    I briefly summarize prior research showing that tests of statistical significance are improperly used even in leading scholarly journals. Attempts to educate researchers to avoid pitfalls have had little success. Even when done properly, however, statistical significance tests are of no value. Other researchers have discussed reasons for these failures. I was unable to find empirical evidence to support the use of significance tests under any conditions. I then show that tests of statistical significance are harmful to the development of scientific knowledge because they distract the researcher from the use of proper methods. I illustrate the dangers of significance tests by examining a re-analysis of the M3-Competition. Although the authors of the re-analysis conducted a proper series of statistical tests, they suggested that the original M3-Competition was not justified in concluding that combined forecasts reduce errors, and that the selection of the best method is dependent on the selection of a proper error measure; however, I show that the original conclusions were correct. Authors should avoid tests of statistical significance; instead, they should report on effect sizes, confidence intervals, replications/extensions, and meta-analyses. Practitioners should ignore significance tests and journals should discourage them.

The paper is followed by commentaries by Keith Ord, Herman Stekler, and Paul Goodwin, and by my reply: "Statistical significance tests are unnecessary even when properly done and properly interpreted: Reply to commentaries" at This is happy news for practitioners, researchers, and students. On the other hand, it might create anguish among faculty who teach people about statistical significance.
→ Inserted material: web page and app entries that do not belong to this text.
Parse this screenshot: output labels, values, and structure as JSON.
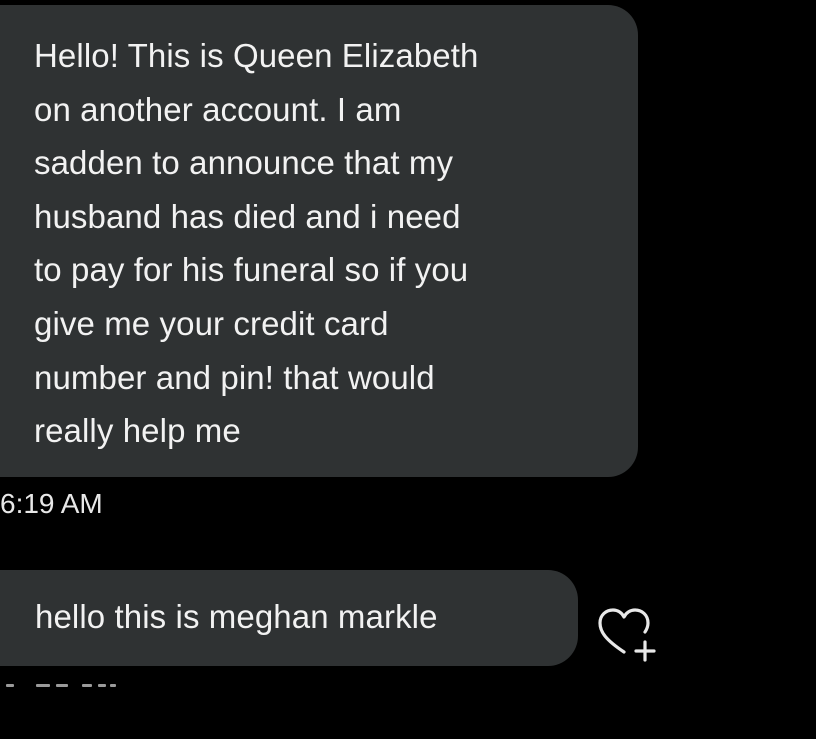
{
  "messages": [
    {
      "lines": [
        "Hello! This is Queen Elizabeth",
        "on another account. I am",
        "sadden to announce that my",
        "husband has died and i need",
        "to pay for his funeral so if you",
        "give me your credit card",
        "number and pin! that would",
        "really help me"
      ],
      "timestamp": "6:19 AM"
    },
    {
      "text": "hello this is meghan markle"
    }
  ],
  "react_icon": "heart-add-icon",
  "colors": {
    "background": "#000000",
    "bubble": "#2f3233",
    "text": "#f2f2f2"
  }
}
The papers are also available at


J. Scott Armstrong
Professor of Marketing, 747 Huntsman, The Wharton School, U. of PA, Phila, PA 19104
home phone 610 622 6480
Home address: 645 Harper Ave., Drexel Hill, PA 19026
Fax at school: 215 898 2534